The Impact of Mature Trees on House Values and on Residential Location Choices in Quebec City

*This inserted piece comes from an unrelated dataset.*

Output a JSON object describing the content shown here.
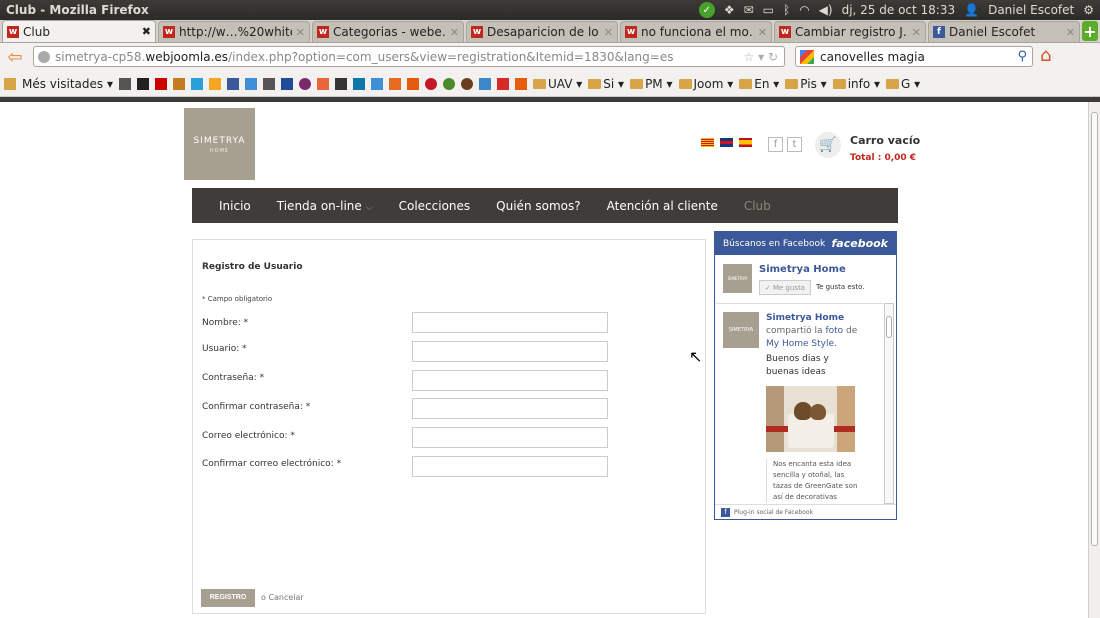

When choosing their home, households are willing to maximize their satisfaction and utility while trying to avoid noise and inconvenience. Along with economic constraints, this decision process involves several types of criteria, including preferences and perception of environment in the neighbourhood. Previous research in spatial economy has addressed the impact of vegetation and environment quality on single-family house values, using hedonic price models. However, assessing the economic valuation of trees is not sufficient to fully understand the choice-setting mechanisms behind the conversion of environmental preferences into residential location choices. New modelling approaches integrating behaviour, attitudes, tradeoffs and motivations could certainly improve our understanding of people’s valuation of nature. This paper develops such a behavioural model considering a housing market which was firstly analysed using the hedonic modelling approach. Logistic regression was then used in order to model households' propensity for buying a house on a wooded lot (with mature trees). Our purpose is to highlight the potential of combining economic and behavioural modelling to enhance understanding of landscaping in urban regions. Our research integrates various data sets collected in Quebec City from 1993 to 2001: an opinion poll of 640-home buyers; a summary of their transactions (sale price); in-site surveys of properties to assess vegetation status; socioeconomic attributes of families; census data; accessibility to services modelled using GIS; finally, a full description of transacted homes. Results indicate that impact of mature trees on house value is highly related to family composition and stated appreciation of wooded areas. Effect varies according to the socioeconomic status of the neighbourhood, ranging from -9% to 15%. Furthermore, choosing a location with mature trees imply compromising on both access to regional and local-level services and the depreciation status of the house. Moreover, this choice is closely related to household composition and stated preferences for wooded locations.